Problem to solve
Filter the entries down to the lines holding "price", then copy those lines.

Recorded data
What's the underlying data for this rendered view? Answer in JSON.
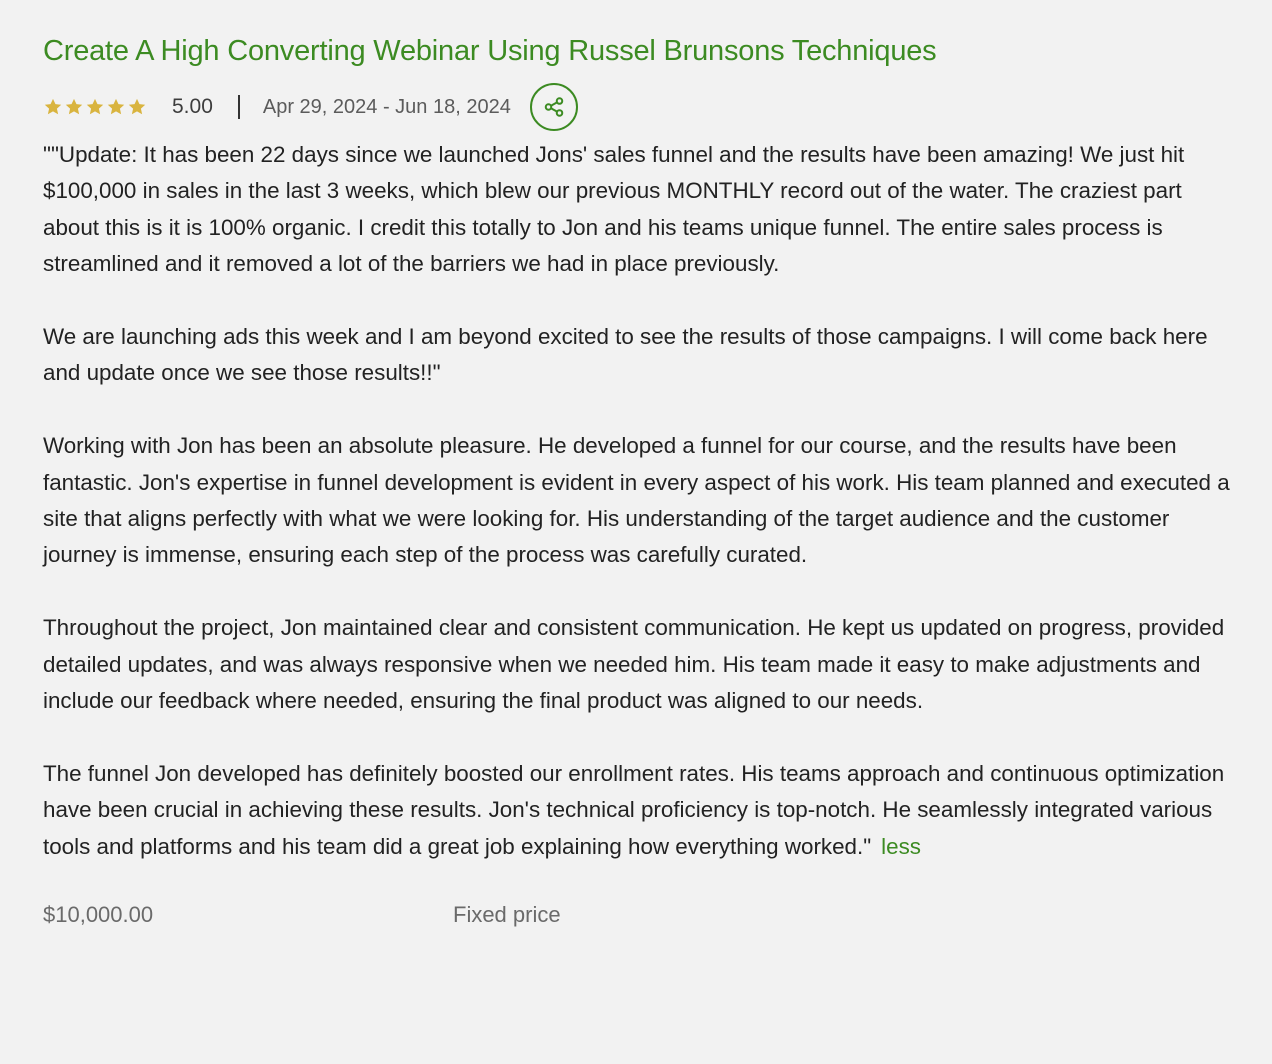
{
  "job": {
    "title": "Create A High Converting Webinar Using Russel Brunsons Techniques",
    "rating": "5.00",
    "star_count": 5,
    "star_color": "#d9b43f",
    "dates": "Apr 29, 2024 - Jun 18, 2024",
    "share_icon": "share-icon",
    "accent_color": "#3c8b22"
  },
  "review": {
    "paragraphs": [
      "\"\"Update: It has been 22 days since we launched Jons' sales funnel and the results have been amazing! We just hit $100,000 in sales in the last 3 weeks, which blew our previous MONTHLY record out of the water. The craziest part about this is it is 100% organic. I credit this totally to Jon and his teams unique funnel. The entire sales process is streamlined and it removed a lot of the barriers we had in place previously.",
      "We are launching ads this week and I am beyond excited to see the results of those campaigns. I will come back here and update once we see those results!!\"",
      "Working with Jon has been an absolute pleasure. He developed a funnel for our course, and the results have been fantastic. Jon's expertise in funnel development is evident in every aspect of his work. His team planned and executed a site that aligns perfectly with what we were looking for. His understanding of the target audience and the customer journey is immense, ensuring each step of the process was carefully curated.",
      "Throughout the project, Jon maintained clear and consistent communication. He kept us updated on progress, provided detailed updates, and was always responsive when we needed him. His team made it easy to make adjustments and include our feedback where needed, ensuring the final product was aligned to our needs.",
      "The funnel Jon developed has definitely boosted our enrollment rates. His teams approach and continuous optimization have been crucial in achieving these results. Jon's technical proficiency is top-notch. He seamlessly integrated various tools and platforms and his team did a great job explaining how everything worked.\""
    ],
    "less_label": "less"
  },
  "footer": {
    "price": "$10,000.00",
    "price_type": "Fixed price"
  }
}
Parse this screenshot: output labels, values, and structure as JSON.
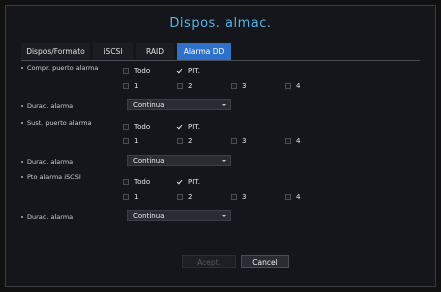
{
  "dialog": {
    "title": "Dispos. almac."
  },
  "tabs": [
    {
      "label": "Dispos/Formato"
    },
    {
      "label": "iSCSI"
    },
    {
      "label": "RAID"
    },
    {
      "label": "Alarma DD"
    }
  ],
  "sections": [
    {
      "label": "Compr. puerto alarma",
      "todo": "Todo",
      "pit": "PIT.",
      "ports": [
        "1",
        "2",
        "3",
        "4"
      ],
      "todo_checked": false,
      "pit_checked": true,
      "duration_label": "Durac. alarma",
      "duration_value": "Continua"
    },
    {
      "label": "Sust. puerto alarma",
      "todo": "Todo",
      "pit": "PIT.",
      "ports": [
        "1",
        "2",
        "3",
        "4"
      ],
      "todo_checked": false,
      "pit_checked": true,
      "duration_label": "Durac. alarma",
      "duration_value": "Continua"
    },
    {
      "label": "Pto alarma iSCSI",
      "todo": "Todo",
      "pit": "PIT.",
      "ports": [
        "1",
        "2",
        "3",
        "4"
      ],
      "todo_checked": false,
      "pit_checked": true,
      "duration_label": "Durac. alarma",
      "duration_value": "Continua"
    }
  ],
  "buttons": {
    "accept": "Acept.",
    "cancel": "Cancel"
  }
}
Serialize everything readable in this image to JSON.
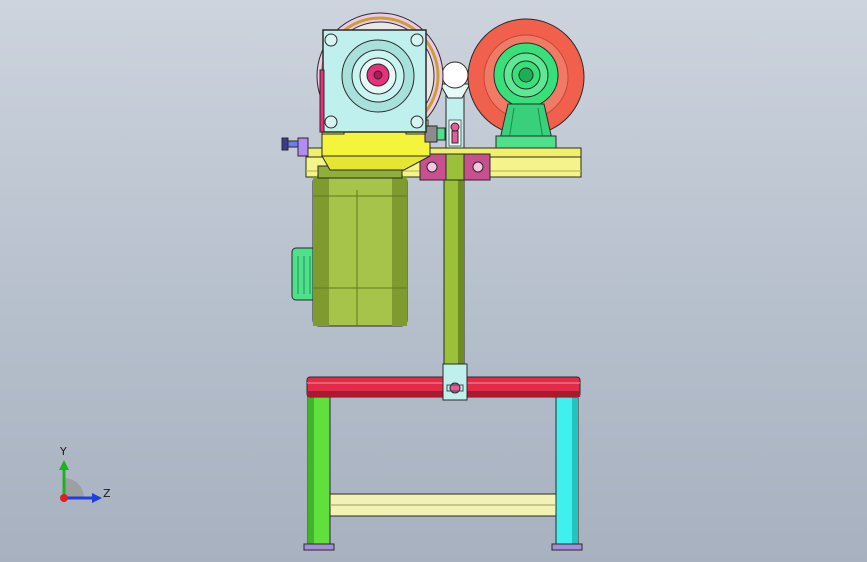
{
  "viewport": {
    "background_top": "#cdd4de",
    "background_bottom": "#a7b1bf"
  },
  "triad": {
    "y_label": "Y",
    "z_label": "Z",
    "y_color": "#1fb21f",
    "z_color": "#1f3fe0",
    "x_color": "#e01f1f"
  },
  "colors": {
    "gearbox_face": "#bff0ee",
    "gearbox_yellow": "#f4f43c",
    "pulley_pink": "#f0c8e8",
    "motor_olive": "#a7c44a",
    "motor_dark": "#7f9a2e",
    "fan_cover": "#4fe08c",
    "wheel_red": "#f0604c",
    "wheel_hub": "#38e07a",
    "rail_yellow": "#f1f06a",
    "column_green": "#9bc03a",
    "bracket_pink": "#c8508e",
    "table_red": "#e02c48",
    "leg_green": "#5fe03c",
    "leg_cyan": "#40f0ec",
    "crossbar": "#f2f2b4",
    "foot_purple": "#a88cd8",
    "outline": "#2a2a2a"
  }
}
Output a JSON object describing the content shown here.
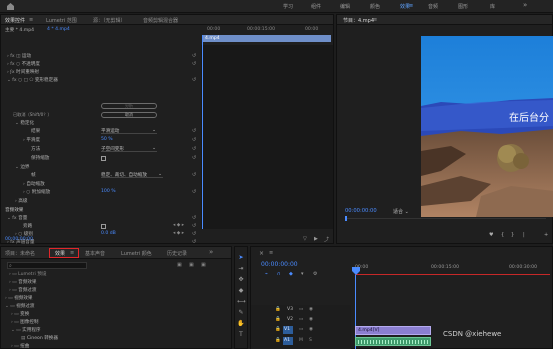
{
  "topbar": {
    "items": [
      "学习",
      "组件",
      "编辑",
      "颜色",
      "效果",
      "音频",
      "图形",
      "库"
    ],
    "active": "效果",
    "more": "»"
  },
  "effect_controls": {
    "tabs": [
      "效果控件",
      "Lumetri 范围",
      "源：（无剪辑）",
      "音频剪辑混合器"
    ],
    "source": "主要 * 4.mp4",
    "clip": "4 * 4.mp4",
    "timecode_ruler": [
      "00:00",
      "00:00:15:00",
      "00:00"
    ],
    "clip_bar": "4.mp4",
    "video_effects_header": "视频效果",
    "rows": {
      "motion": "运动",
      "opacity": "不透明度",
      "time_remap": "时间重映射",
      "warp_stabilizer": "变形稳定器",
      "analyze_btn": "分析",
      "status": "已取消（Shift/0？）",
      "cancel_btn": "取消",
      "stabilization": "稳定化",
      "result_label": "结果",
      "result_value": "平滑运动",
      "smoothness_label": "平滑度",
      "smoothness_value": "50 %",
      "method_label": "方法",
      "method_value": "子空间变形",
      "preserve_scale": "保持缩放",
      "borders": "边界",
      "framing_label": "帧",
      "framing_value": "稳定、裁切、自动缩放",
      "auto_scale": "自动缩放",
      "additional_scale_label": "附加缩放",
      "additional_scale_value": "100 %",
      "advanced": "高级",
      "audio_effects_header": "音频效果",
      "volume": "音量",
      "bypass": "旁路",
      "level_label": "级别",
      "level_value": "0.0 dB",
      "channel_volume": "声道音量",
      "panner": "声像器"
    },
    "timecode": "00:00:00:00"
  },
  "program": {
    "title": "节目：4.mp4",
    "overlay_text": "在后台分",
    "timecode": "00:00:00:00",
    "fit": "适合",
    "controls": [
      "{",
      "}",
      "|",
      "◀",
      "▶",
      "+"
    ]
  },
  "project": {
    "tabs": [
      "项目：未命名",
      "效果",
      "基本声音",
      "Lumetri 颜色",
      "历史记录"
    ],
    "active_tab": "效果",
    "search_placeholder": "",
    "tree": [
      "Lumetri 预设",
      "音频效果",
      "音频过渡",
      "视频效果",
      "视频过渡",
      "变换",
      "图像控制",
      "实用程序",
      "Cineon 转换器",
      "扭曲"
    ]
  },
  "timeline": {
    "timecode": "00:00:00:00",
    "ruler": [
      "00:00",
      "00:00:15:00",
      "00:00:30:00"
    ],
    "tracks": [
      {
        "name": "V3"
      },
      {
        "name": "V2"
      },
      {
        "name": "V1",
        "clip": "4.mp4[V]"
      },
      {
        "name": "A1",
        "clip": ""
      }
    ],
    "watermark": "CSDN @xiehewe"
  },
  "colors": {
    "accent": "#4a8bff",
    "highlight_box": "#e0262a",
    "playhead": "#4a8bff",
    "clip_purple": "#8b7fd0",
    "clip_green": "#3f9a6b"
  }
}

Answer to this exercise
    "price": "$10,000.00",
    "price_type": "Fixed price"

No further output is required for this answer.